The battalion's task was now to protect the light railway that ran from Sheik Saad to the Shatt al Hai. Here they stayed well away from General Maud's campaign to advance to Baghdad and beyond, confining themselves to protecting the railway, collecting battlefield salvage, and having occasional brushes with Arab marauders. In April 1917 there was a move to Shaiba on the Euphrates, west of Basra, with many personnel moving to India to recover from sickness, or for periods of leave. Life was far from comfortable at Shaiba, with temperatures in July and August reaching a maximum of 124 degrees.
Bert's medal card reveals that he was sent home and demobilised on 12th December 1917, probably as a result of sickness and exhaustion. The 2nd/6th (the reserve battalion) were posted from India to Basra, Mesopotamia, in September 1917, landing there on 14th, and in fact remaining there for the rest of the war. Bert, obviously with a reduced medical grading and unfit for line duties, was as an alternative sent back to the UK for demobilization.

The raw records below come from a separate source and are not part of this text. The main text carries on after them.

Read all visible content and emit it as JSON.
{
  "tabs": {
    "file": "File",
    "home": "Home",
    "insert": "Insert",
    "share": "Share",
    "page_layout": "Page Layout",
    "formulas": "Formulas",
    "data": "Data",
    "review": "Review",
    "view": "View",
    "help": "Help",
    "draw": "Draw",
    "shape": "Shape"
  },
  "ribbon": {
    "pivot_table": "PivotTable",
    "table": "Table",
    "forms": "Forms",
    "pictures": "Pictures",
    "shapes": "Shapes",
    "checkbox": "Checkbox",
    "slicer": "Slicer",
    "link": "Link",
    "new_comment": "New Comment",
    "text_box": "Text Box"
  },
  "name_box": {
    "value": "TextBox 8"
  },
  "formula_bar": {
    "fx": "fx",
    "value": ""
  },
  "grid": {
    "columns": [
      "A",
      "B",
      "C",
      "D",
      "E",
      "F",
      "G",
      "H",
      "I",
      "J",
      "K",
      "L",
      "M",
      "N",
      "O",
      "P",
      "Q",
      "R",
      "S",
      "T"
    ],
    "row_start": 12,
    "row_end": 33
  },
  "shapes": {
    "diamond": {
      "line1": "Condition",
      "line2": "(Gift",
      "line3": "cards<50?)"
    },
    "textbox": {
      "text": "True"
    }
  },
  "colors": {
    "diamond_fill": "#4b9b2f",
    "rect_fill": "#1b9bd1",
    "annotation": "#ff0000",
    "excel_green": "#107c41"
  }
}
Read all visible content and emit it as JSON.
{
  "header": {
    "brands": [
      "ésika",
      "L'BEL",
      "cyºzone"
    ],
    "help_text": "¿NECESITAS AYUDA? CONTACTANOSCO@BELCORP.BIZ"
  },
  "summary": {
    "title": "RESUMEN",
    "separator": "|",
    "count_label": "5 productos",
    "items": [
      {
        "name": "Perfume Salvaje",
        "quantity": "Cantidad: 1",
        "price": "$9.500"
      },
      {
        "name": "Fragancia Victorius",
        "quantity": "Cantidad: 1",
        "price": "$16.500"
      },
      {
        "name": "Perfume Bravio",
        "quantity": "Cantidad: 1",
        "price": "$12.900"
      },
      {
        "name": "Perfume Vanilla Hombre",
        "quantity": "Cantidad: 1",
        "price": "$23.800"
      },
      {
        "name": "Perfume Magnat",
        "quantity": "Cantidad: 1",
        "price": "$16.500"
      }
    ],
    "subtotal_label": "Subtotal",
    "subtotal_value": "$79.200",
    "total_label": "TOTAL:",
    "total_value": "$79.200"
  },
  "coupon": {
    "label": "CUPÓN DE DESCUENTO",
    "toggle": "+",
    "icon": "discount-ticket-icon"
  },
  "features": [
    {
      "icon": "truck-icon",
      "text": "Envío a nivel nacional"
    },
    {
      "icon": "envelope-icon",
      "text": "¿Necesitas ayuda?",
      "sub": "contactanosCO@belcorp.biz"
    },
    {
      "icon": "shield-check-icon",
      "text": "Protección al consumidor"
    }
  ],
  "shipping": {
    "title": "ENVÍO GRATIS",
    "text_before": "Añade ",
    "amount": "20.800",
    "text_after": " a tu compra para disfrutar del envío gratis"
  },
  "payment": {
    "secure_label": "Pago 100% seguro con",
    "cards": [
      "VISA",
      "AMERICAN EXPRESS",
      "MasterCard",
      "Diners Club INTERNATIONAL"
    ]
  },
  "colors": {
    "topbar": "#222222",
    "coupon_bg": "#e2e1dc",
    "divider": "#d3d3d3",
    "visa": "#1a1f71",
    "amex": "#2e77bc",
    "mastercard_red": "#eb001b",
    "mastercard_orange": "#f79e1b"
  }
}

We thank Rod Northcott for these photos of Albert W Mitchell. Besides the various photos of Bert in India, either convalescing or at least enjoying spells of leave, Harry sent photos home as well, to his own family and to Bert's sister, Alice. There are in addition photos taken after the war, Bert with his 2 sisters, Alice and Ethel, and one of Albert and his family. During the war, Alice became nursemaid to the children of Rev. Nesbitt at the Rectory, and a delightful snapshot shows a happy moment of her at the seaside with little Geoffrey Nesbitt.
We hope that in the future more information will come to light regarding Bert's story, and in particular the circumstances in which he was wounded and his later life in Winkleigh. There is no doubt that all his family, his relatives and indeed the whole village must have been very proud of him.
1st Nov 2017